## Entries supplied
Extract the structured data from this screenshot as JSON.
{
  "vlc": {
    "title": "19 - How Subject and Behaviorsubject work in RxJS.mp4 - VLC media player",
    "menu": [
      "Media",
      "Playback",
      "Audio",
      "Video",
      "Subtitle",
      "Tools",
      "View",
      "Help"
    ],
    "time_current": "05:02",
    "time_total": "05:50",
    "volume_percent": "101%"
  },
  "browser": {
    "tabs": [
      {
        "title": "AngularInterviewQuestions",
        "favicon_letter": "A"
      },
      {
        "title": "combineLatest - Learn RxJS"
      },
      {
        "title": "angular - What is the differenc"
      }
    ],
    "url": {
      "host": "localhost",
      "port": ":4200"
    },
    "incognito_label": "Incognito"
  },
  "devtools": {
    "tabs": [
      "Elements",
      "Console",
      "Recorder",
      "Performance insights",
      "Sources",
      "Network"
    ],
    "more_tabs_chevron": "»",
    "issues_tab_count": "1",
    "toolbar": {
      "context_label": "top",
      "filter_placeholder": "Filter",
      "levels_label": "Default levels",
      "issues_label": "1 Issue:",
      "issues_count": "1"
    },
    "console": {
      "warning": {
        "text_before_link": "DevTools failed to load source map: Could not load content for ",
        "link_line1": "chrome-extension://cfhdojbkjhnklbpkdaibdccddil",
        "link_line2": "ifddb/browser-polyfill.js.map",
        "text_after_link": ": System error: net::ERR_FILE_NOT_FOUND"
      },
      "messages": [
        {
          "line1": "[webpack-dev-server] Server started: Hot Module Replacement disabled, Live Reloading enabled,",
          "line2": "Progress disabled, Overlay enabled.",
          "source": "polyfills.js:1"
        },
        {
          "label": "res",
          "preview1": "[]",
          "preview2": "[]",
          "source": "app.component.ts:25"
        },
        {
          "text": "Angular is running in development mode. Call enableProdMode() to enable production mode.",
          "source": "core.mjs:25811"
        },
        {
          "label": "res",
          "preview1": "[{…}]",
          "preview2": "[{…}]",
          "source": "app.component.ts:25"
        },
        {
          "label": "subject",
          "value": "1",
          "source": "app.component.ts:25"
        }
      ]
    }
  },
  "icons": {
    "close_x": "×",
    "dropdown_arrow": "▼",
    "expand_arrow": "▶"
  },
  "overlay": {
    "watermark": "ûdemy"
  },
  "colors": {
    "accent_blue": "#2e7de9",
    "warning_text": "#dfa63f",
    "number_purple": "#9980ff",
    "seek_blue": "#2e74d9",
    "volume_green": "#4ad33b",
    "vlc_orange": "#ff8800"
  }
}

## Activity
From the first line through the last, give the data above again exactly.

## Response for this exercise
Extract the structured data from this screenshot as JSON.
{
  "vlc": {
    "title": "19 - How Subject and Behaviorsubject work in RxJS.mp4 - VLC media player",
    "menu": [
      "Media",
      "Playback",
      "Audio",
      "Video",
      "Subtitle",
      "Tools",
      "View",
      "Help"
    ],
    "time_current": "05:02",
    "time_total": "05:50",
    "volume_percent": "101%"
  },
  "browser": {
    "tabs": [
      {
        "title": "AngularInterviewQuestions",
        "favicon_letter": "A"
      },
      {
        "title": "combineLatest - Learn RxJS"
      },
      {
        "title": "angular - What is the differenc"
      }
    ],
    "url": {
      "host": "localhost",
      "port": ":4200"
    },
    "incognito_label": "Incognito"
  },
  "devtools": {
    "tabs": [
      "Elements",
      "Console",
      "Recorder",
      "Performance insights",
      "Sources",
      "Network"
    ],
    "more_tabs_chevron": "»",
    "issues_tab_count": "1",
    "toolbar": {
      "context_label": "top",
      "filter_placeholder": "Filter",
      "levels_label": "Default levels",
      "issues_label": "1 Issue:",
      "issues_count": "1"
    },
    "console": {
      "warning": {
        "text_before_link": "DevTools failed to load source map: Could not load content for ",
        "link_line1": "chrome-extension://cfhdojbkjhnklbpkdaibdccddil",
        "link_line2": "ifddb/browser-polyfill.js.map",
        "text_after_link": ": System error: net::ERR_FILE_NOT_FOUND"
      },
      "messages": [
        {
          "line1": "[webpack-dev-server] Server started: Hot Module Replacement disabled, Live Reloading enabled,",
          "line2": "Progress disabled, Overlay enabled.",
          "source": "polyfills.js:1"
        },
        {
          "label": "res",
          "preview1": "[]",
          "preview2": "[]",
          "source": "app.component.ts:25"
        },
        {
          "text": "Angular is running in development mode. Call enableProdMode() to enable production mode.",
          "source": "core.mjs:25811"
        },
        {
          "label": "res",
          "preview1": "[{…}]",
          "preview2": "[{…}]",
          "source": "app.component.ts:25"
        },
        {
          "label": "subject",
          "value": "1",
          "source": "app.component.ts:25"
        }
      ]
    }
  },
  "icons": {
    "close_x": "×",
    "dropdown_arrow": "▼",
    "expand_arrow": "▶"
  },
  "overlay": {
    "watermark": "ûdemy"
  },
  "colors": {
    "accent_blue": "#2e7de9",
    "warning_text": "#dfa63f",
    "number_purple": "#9980ff",
    "seek_blue": "#2e74d9",
    "volume_green": "#4ad33b",
    "vlc_orange": "#ff8800"
  }
}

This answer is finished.